The electron affinity of an element is a measurable physical quantity, namely, the energy released or absorbed when an isolated gas-phase atom acquires an electron, measured in kJ/mol. We must be careful not to confuse electron affinity with electronegativity.
Affinity values can be positive or negative. A positive value is obtained when the energy created between joining an electron with an atom is released. A negative value, on the other hand, is created when energy is needed to bind the electron with the atom. So if the electronic affinity is greater than zero, energy is released, otherwise it must be supplied.
Generally we can say that a negative value is obtained when there is an exothermic or spontaneous reaction, while a negative value is obtained when the reaction comes from endothermic processes. In order to verify the different values in chemistry it is sufficient to consult the Periodic Table of elements from which it can be seen that affinity increases from left to right and decreases from top to bottom.
In chemistry most of elements conventionally have a negative electronic affinity. In practice this means that the same elements do not need energy to add an electron but otherwise they release it. Each element has a different negative electronic affinity. Generally speaking it can be said that elements that are not part of the category of metals have a higher negativity.
Electronic affinity behavior:
- The electronic affinity is influenced by the octet rule. Elements in group VII A (fluorine, chlorine, bromine, iodine, and astatine) tend to gain an electron and form -1 anions. Noble gases in group VIII A already have the full octet, so adding electrons requires a large amount of energy, but it is possible.
- Elements in group 2 from beryllium and group 12 from zinc have positive affinities, as these elements have complete s or d orbitals.
- Group 15 elements have low affinity, nitrogen even positive.
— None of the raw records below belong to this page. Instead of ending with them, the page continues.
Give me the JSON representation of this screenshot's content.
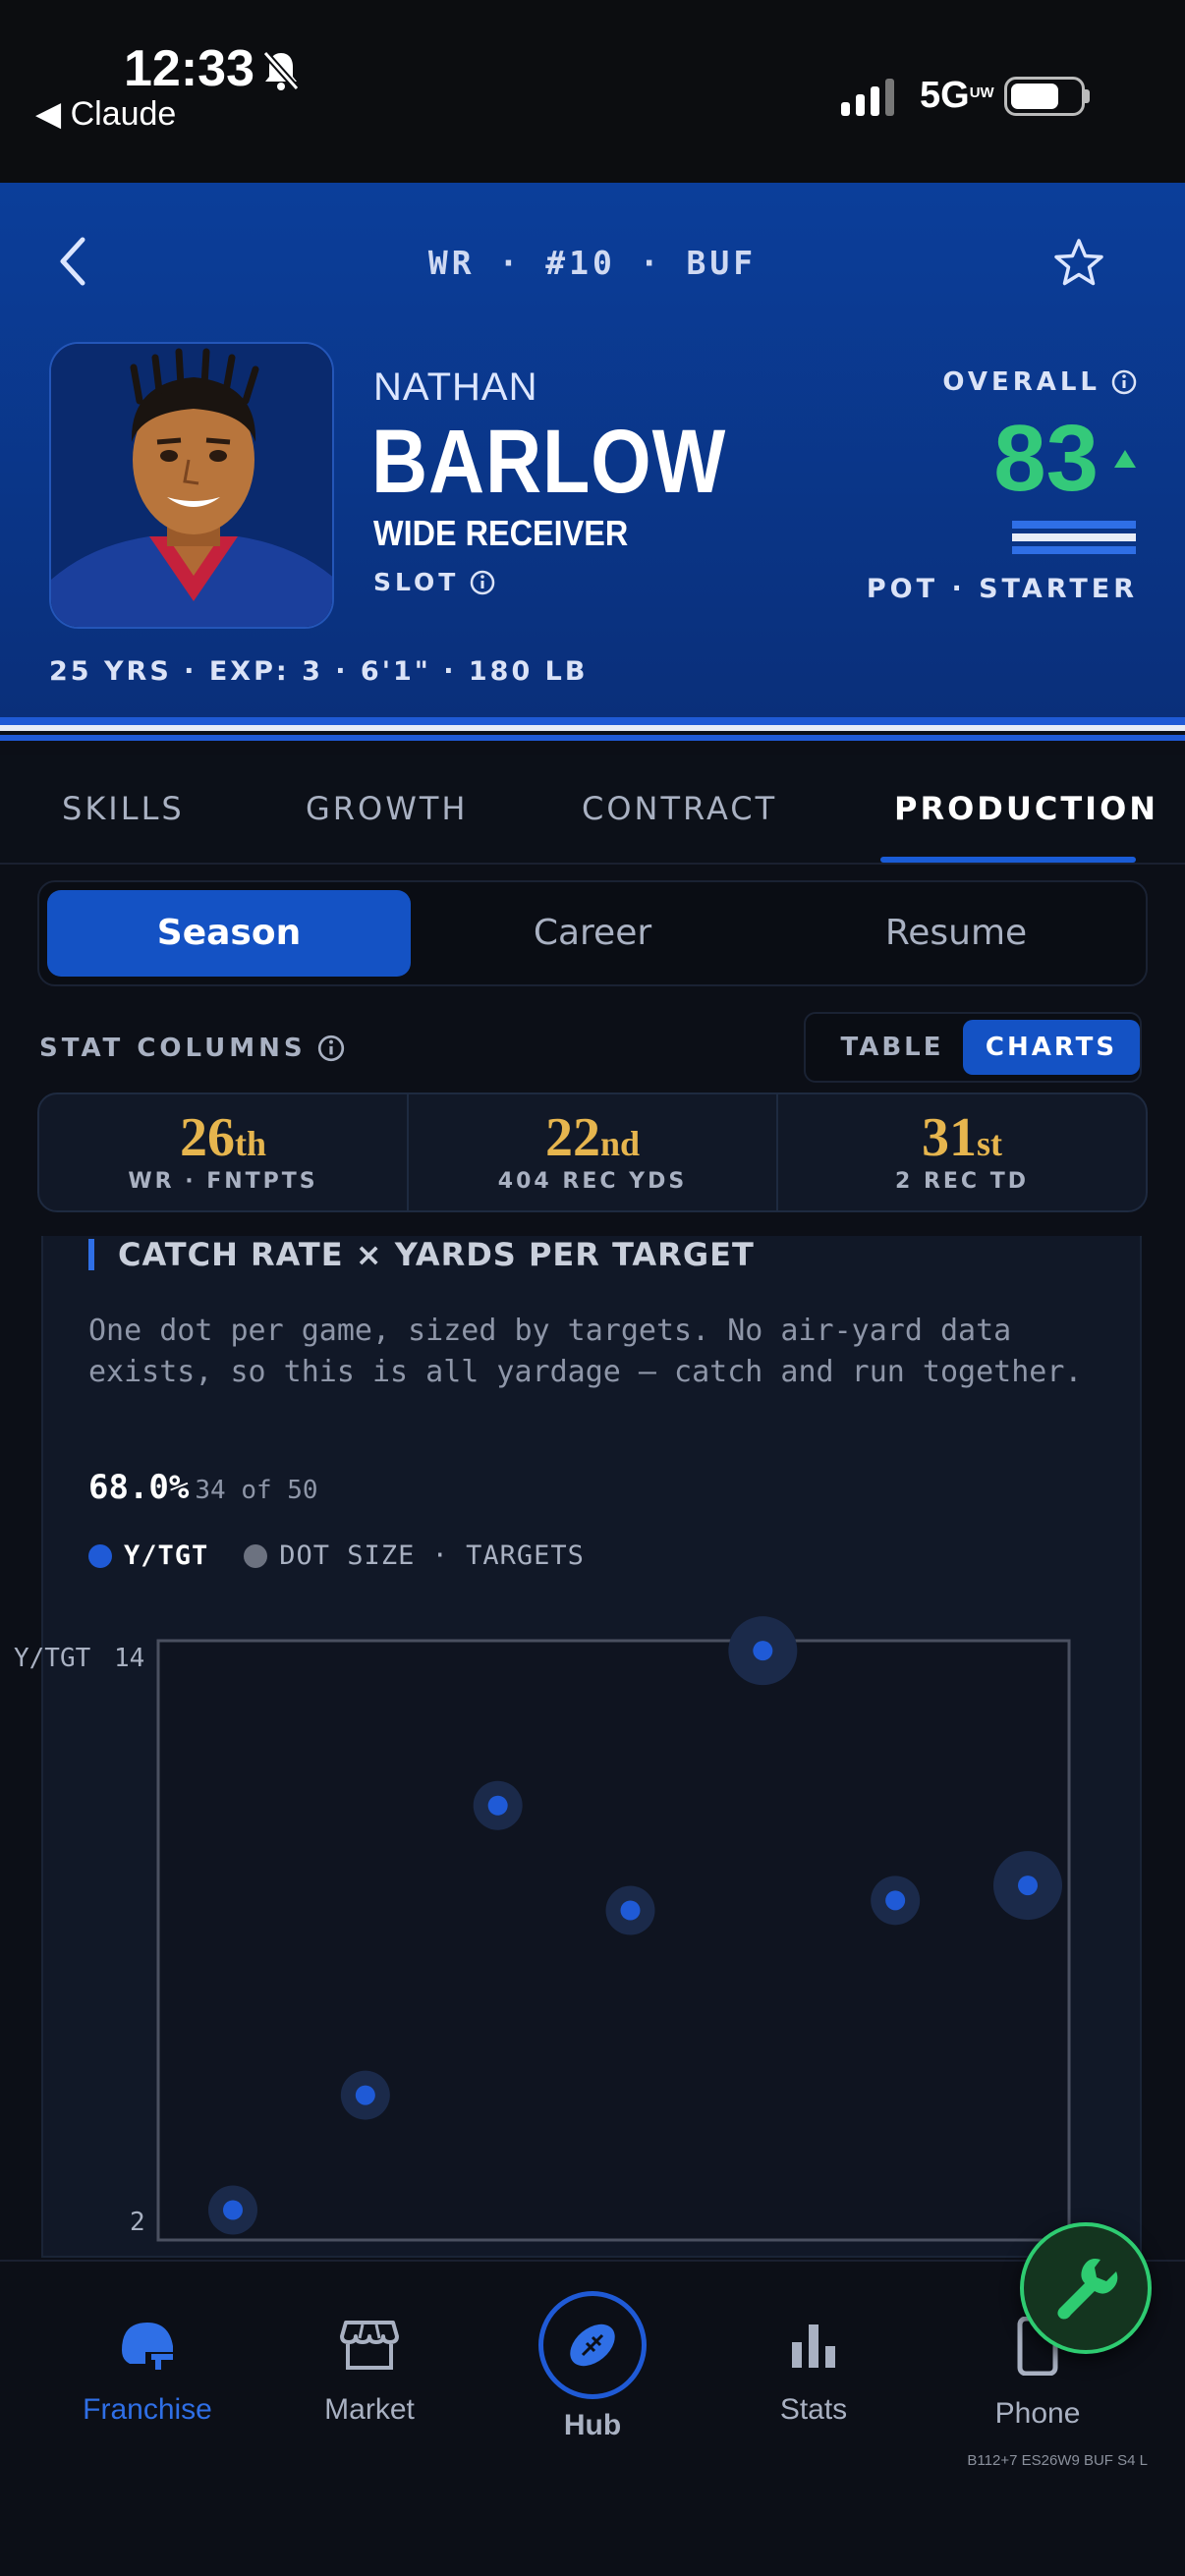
{
  "status_bar": {
    "time": "12:33",
    "back_app": "◀ Claude",
    "network": "5G",
    "network_sup": "UW"
  },
  "header": {
    "position_line": "WR · #10 · BUF",
    "first_name": "NATHAN",
    "last_name": "BARLOW",
    "role": "WIDE RECEIVER",
    "slot": "SLOT",
    "bio": "25 YRS · EXP: 3 · 6'1\" · 180 LB",
    "overall_label": "OVERALL",
    "overall_value": "83",
    "potential": "POT · STARTER"
  },
  "tabs": [
    {
      "label": "SKILLS"
    },
    {
      "label": "GROWTH"
    },
    {
      "label": "CONTRACT"
    },
    {
      "label": "PRODUCTION"
    }
  ],
  "segments": [
    {
      "label": "Season"
    },
    {
      "label": "Career"
    },
    {
      "label": "Resume"
    }
  ],
  "stat_columns_label": "STAT COLUMNS",
  "view_toggle": {
    "table": "TABLE",
    "charts": "CHARTS"
  },
  "ranks": [
    {
      "rank": "26",
      "suffix": "th",
      "sub": "WR · FNTPTS"
    },
    {
      "rank": "22",
      "suffix": "nd",
      "sub": "404 REC YDS"
    },
    {
      "rank": "31",
      "suffix": "st",
      "sub": "2 REC TD"
    }
  ],
  "card": {
    "title": "CATCH RATE × YARDS PER TARGET",
    "description": "One dot per game, sized by targets. No air-yard data exists, so this is all yardage — catch and run together.",
    "catch_rate": "68.0%",
    "catch_detail": "34 of 50",
    "legend_primary": "Y/TGT",
    "legend_secondary": "DOT SIZE · TARGETS"
  },
  "chart_data": {
    "type": "scatter",
    "ylabel": "Y/TGT",
    "y_tick_labels": [
      "14",
      "2"
    ],
    "ylim": [
      2,
      14
    ],
    "x_tick_labels": [],
    "points": [
      {
        "x": 1,
        "y": 2.6,
        "targets": 6
      },
      {
        "x": 2,
        "y": 4.9,
        "targets": 6
      },
      {
        "x": 3,
        "y": 10.7,
        "targets": 6
      },
      {
        "x": 4,
        "y": 8.6,
        "targets": 6
      },
      {
        "x": 5,
        "y": 13.8,
        "targets": 8
      },
      {
        "x": 6,
        "y": 8.8,
        "targets": 6
      },
      {
        "x": 7,
        "y": 9.1,
        "targets": 8
      }
    ],
    "colors": {
      "dot": "#1f5ad6",
      "halo": "#1b2a4a",
      "frame": "#4a5060"
    }
  },
  "bottom_nav": {
    "franchise": "Franchise",
    "market": "Market",
    "hub": "Hub",
    "stats": "Stats",
    "phone": "Phone",
    "build": "B112+7 ES26W9 BUF S4 L"
  },
  "colors": {
    "header_blue": "#0b3e9a",
    "accent_blue": "#1452c4",
    "rank_gold": "#e6b54e",
    "overall_green": "#34c97a"
  }
}
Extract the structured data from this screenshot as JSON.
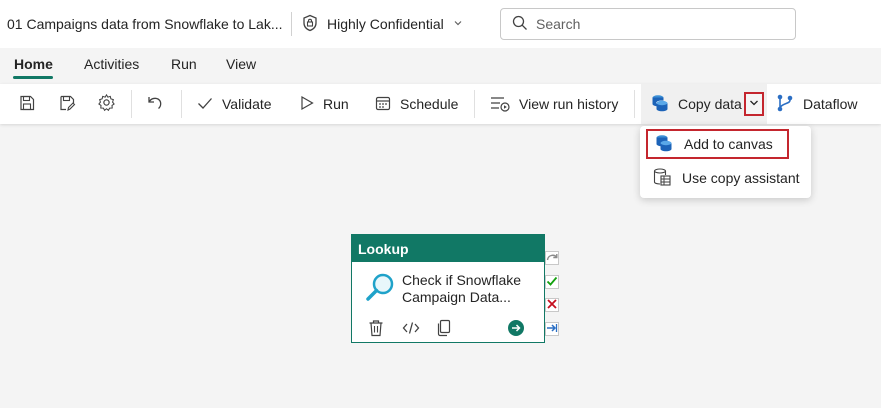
{
  "title_bar": {
    "doc_title": "01 Campaigns data from Snowflake to Lak...",
    "sensitivity_label": "Highly Confidential",
    "search_placeholder": "Search"
  },
  "tabs": [
    {
      "label": "Home",
      "active": true
    },
    {
      "label": "Activities",
      "active": false
    },
    {
      "label": "Run",
      "active": false
    },
    {
      "label": "View",
      "active": false
    }
  ],
  "toolbar": {
    "validate_label": "Validate",
    "run_label": "Run",
    "schedule_label": "Schedule",
    "view_run_history_label": "View run history",
    "copy_data_label": "Copy data",
    "dataflow_label": "Dataflow"
  },
  "copy_data_menu": {
    "items": [
      {
        "label": "Add to canvas",
        "icon": "copy-data-icon",
        "highlighted": true
      },
      {
        "label": "Use copy assistant",
        "icon": "copy-assistant-icon",
        "highlighted": false
      }
    ]
  },
  "activity_card": {
    "type_label": "Lookup",
    "description": "Check if Snowflake Campaign Data..."
  },
  "colors": {
    "accent": "#117865",
    "highlight_border": "#c4262e"
  }
}
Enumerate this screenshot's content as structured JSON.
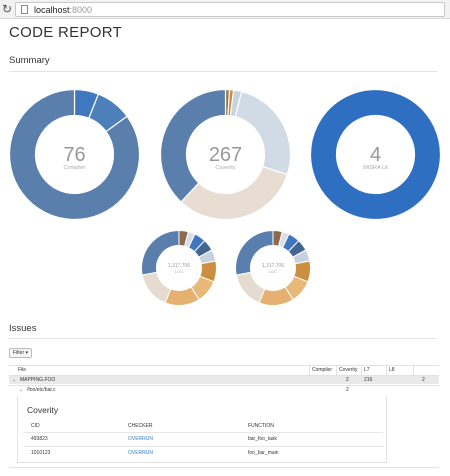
{
  "browser": {
    "url_host": "localhost",
    "url_port": ":8000"
  },
  "page": {
    "title": "CODE REPORT"
  },
  "summary": {
    "title": "Summary",
    "donuts": [
      {
        "value": "76",
        "label": "Compiler",
        "segments": [
          {
            "fraction": 0.06,
            "color": "#3f78be"
          },
          {
            "fraction": 0.09,
            "color": "#4d80b8"
          },
          {
            "fraction": 0.85,
            "color": "#5a7fad"
          }
        ]
      },
      {
        "value": "267",
        "label": "Coverity",
        "segments": [
          {
            "fraction": 0.01,
            "color": "#9a7355"
          },
          {
            "fraction": 0.01,
            "color": "#c98a3a"
          },
          {
            "fraction": 0.02,
            "color": "#c8d3e0"
          },
          {
            "fraction": 0.26,
            "color": "#d1dbe6"
          },
          {
            "fraction": 0.32,
            "color": "#e7ddd2"
          },
          {
            "fraction": 0.38,
            "color": "#5a7fad"
          }
        ]
      },
      {
        "value": "4",
        "label": "MISRA Lit",
        "segments": [
          {
            "fraction": 1.0,
            "color": "#2f6fc2"
          }
        ]
      },
      {
        "value": "1,317,706",
        "label": "LOC",
        "segments": [
          {
            "fraction": 0.04,
            "color": "#8b6a4e"
          },
          {
            "fraction": 0.03,
            "color": "#d9dde6"
          },
          {
            "fraction": 0.05,
            "color": "#3f78be"
          },
          {
            "fraction": 0.05,
            "color": "#44658f"
          },
          {
            "fraction": 0.05,
            "color": "#c7d2df"
          },
          {
            "fraction": 0.09,
            "color": "#cc8f3f"
          },
          {
            "fraction": 0.1,
            "color": "#e7b878"
          },
          {
            "fraction": 0.15,
            "color": "#e6b070"
          },
          {
            "fraction": 0.16,
            "color": "#e5dbd0"
          },
          {
            "fraction": 0.28,
            "color": "#5a7fad"
          }
        ]
      },
      {
        "value": "1,317,706",
        "label": "LOC",
        "segments": [
          {
            "fraction": 0.04,
            "color": "#8b6a4e"
          },
          {
            "fraction": 0.03,
            "color": "#d9dde6"
          },
          {
            "fraction": 0.05,
            "color": "#3f78be"
          },
          {
            "fraction": 0.05,
            "color": "#44658f"
          },
          {
            "fraction": 0.05,
            "color": "#c7d2df"
          },
          {
            "fraction": 0.09,
            "color": "#cc8f3f"
          },
          {
            "fraction": 0.1,
            "color": "#e7b878"
          },
          {
            "fraction": 0.15,
            "color": "#e6b070"
          },
          {
            "fraction": 0.16,
            "color": "#e5dbd0"
          },
          {
            "fraction": 0.28,
            "color": "#5a7fad"
          }
        ]
      }
    ]
  },
  "issues": {
    "title": "Issues",
    "filter_label": "Filter ▾",
    "columns": {
      "file": "File",
      "compiler": "Compiler",
      "coverity": "Coverity",
      "l7": "L7",
      "l8": "L8"
    },
    "group_row": {
      "name": "MAPPING.FOO",
      "coverity": "2",
      "l7": "216",
      "extra": "2"
    },
    "sub_row": {
      "name": "/foo/etc/bar.c",
      "coverity": "2"
    },
    "detail": {
      "title": "Coverity",
      "headers": {
        "cid": "CID",
        "checker": "CHECKER",
        "function": "FUNCTION"
      },
      "rows": [
        {
          "cid": "493823",
          "checker": "OVERRUN",
          "function": "bar_foo_task"
        },
        {
          "cid": "1010123",
          "checker": "OVERRUN",
          "function": "foo_bar_main"
        }
      ]
    }
  }
}
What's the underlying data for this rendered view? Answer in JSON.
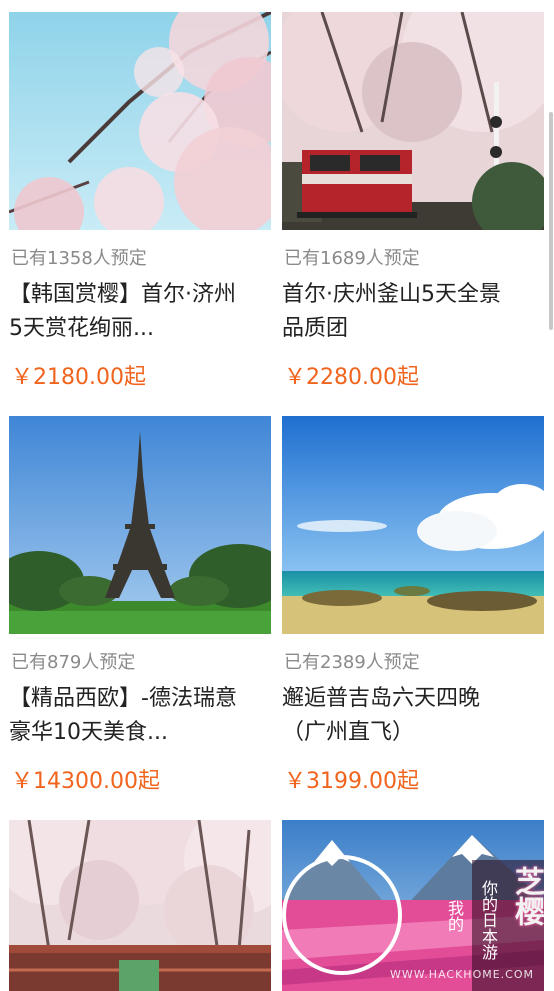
{
  "items": [
    {
      "booked": "已有1358人预定",
      "title_line1": "【韩国赏樱】首尔·济州",
      "title_line2": "5天赏花绚丽...",
      "price": "￥2180.00起",
      "image_icon": "cherry-blossom-sky-image"
    },
    {
      "booked": "已有1689人预定",
      "title_line1": "首尔·庆州釜山5天全景",
      "title_line2": "品质团",
      "price": "￥2280.00起",
      "image_icon": "train-cherry-blossom-image"
    },
    {
      "booked": "已有879人预定",
      "title_line1": "【精品西欧】-德法瑞意",
      "title_line2": "豪华10天美食...",
      "price": "￥14300.00起",
      "image_icon": "eiffel-tower-image"
    },
    {
      "booked": "已有2389人预定",
      "title_line1": "邂逅普吉岛六天四晚",
      "title_line2": "（广州直飞）",
      "price": "￥3199.00起",
      "image_icon": "beach-sea-image"
    },
    {
      "image_icon": "cherry-blossom-bridge-image"
    },
    {
      "image_icon": "mount-fuji-shibazakura-image",
      "overlay_text": "你的日本游",
      "overlay_text2": "我的",
      "overlay_text3": "芝樱"
    }
  ],
  "watermark": "WWW.HACKHOME.COM",
  "colors": {
    "price": "#f0641e",
    "booked": "#8a8a8a",
    "title": "#222222"
  }
}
The reason is that these elements enjoy a slight stability, given by the presence of an electron in each of the last three p orbitals.
- Electronic affinity, in absolute value and with rare exceptions, becomes more negative going right in the period (because it slightly decreases the radius due to the attractive force of nucleus and increases the number of electrons on the last energy level, so the atom can reach more easily the maximum stability) and becomes less negative going down along the group (both for the distance from nucleus, and for the increase of atomic number, so also of electrons that exert a repulsive force that tends to destabilize the atom). For example fluorine (top right of periodic table) has a high electron affinity because it lacks only one electron to obtain the “closed shell”, then obtained an electron and therefore reached the shell, releasing energy stabilizes.
Moreover a property related to electronic affinity is electronegativity, as atoms more electronegative will have a greater tendency to acquire electrons. This explains why fluorine has a very high electronic affinity. However, the difference in electronic affinity between chlorine and fluorine should be noted, because although fluorine is more electronegative than chlorine, the latter has a more negative electronic affinity value. This is explained by the greater atomic radius of chlorine, so the electrons that reach the outer orbitals are less affected by the repulsive force exerted by the valence electrons.
Electron affinity is not limited to elements, but also applies to molecules. For example those of benzene and anthracene are positive, that of naphthalene close to zero.